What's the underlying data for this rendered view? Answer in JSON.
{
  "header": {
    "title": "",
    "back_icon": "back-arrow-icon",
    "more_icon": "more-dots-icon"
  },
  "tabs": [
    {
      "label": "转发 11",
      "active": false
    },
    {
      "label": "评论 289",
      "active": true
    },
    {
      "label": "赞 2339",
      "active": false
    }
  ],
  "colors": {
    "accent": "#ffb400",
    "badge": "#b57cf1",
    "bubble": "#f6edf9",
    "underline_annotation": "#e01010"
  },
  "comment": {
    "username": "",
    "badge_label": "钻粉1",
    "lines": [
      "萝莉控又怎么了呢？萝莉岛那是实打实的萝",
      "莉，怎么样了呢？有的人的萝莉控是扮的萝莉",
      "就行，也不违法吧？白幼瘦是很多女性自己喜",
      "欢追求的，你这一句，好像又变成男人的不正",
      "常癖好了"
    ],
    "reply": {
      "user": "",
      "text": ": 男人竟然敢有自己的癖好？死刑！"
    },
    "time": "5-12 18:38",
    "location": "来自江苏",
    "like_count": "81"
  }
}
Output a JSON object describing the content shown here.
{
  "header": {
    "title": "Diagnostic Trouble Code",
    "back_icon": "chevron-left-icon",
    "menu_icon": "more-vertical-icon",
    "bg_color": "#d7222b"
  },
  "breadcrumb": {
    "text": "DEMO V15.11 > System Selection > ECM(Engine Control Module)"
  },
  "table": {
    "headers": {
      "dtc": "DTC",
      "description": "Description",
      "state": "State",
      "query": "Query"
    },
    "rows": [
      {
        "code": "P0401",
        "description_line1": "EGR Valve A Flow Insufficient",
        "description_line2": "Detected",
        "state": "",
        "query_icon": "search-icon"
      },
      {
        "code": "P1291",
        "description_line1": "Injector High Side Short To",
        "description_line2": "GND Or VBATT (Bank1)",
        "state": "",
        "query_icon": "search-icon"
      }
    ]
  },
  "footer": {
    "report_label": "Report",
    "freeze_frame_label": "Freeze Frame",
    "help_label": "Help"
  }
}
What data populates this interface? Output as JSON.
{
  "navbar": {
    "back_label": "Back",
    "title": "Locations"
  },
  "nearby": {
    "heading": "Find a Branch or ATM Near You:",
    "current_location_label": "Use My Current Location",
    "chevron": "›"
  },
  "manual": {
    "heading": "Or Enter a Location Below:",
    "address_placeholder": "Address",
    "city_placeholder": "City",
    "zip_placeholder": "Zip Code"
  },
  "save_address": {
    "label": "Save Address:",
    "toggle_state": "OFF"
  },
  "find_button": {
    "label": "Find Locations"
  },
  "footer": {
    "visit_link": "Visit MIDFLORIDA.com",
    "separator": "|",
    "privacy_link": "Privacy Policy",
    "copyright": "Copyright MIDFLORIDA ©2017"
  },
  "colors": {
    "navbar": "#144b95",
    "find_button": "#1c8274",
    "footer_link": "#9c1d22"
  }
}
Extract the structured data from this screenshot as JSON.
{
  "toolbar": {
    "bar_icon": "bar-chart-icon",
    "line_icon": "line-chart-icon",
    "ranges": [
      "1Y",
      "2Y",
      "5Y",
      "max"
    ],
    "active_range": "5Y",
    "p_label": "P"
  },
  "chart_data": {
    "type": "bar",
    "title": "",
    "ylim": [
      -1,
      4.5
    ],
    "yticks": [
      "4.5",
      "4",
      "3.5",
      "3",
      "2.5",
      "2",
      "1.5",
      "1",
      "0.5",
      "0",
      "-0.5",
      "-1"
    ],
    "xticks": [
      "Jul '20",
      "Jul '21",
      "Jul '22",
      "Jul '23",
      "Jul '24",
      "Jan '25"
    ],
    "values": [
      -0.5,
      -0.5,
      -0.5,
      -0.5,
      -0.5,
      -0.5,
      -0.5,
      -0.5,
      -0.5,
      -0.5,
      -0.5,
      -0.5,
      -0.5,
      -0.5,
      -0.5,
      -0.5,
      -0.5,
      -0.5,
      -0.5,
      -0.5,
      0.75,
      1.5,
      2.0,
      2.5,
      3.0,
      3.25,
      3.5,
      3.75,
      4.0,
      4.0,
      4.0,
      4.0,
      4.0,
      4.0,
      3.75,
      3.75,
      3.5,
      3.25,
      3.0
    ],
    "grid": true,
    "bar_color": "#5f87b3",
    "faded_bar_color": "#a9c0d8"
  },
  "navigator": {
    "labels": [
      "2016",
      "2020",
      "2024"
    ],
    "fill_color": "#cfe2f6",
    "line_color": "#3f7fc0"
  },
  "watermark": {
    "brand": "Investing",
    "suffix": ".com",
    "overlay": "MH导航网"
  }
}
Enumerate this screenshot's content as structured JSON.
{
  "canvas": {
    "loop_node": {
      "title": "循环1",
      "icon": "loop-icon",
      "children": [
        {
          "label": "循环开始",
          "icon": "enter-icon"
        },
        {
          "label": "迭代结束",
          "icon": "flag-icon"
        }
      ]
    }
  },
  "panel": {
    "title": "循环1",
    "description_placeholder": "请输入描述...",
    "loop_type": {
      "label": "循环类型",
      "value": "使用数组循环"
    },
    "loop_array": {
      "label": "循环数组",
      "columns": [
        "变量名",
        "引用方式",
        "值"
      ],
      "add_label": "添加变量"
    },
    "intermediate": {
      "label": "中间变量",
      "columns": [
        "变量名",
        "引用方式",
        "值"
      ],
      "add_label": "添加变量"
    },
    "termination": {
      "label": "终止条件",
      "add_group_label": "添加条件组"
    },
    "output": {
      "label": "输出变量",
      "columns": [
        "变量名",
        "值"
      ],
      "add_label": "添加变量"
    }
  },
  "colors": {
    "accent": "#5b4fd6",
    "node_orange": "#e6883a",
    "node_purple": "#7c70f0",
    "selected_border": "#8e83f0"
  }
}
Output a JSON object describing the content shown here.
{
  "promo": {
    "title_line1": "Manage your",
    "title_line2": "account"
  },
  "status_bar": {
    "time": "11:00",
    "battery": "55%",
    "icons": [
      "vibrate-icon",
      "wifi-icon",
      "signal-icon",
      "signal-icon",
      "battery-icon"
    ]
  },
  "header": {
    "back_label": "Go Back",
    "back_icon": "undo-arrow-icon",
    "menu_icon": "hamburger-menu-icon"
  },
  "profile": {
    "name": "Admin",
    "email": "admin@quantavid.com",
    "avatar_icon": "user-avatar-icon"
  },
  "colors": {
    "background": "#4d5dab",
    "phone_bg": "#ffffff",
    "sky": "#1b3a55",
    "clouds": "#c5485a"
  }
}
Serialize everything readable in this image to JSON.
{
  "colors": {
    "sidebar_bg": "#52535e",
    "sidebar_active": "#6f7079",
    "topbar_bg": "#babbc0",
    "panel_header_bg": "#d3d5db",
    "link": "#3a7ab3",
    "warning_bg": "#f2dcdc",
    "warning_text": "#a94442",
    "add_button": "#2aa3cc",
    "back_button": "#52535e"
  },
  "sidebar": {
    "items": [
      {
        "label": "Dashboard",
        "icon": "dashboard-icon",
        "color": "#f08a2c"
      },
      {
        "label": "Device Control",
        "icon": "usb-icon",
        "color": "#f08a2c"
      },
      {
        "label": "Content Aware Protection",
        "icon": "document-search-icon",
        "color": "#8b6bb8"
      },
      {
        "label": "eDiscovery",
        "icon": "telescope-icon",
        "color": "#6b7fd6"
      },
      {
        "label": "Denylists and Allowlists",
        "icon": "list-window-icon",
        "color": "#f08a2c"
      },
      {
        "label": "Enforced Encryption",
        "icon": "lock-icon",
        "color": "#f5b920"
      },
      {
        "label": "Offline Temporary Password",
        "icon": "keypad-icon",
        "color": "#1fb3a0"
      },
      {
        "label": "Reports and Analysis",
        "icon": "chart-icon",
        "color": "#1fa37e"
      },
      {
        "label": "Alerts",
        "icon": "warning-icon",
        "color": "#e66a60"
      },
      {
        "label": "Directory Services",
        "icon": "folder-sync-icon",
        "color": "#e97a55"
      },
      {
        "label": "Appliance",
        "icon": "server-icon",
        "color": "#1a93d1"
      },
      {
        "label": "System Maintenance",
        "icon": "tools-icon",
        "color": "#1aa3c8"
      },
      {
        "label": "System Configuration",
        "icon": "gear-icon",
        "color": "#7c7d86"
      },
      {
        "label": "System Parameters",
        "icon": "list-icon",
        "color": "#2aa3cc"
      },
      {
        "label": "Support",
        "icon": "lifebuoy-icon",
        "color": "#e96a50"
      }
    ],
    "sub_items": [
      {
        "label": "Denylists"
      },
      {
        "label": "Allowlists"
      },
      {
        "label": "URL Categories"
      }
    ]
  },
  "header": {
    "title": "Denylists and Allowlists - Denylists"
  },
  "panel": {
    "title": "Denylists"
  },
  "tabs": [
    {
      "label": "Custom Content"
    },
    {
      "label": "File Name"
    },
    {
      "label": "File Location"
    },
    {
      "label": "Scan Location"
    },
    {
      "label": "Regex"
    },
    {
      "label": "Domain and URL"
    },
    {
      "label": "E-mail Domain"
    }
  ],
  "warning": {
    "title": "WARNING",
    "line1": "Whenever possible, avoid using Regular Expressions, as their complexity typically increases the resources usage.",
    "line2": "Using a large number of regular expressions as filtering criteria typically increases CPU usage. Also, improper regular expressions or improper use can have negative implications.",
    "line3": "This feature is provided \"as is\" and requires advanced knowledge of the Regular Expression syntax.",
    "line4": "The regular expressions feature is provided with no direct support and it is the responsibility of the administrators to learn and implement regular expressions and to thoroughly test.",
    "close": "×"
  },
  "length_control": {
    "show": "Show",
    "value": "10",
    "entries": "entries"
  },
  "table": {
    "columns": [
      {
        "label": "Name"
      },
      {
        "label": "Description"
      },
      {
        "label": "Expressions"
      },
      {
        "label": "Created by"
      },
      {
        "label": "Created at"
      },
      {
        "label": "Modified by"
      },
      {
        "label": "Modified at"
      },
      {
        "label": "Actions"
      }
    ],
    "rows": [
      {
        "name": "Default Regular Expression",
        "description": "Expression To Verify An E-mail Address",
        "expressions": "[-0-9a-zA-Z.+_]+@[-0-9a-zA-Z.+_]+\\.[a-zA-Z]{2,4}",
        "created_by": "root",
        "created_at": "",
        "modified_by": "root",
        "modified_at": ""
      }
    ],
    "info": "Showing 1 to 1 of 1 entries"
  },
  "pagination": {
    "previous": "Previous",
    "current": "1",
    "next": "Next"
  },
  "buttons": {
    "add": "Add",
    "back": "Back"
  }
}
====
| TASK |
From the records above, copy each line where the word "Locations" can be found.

| SOLUTION |
    "title": "Locations"
    "label": "Find Locations"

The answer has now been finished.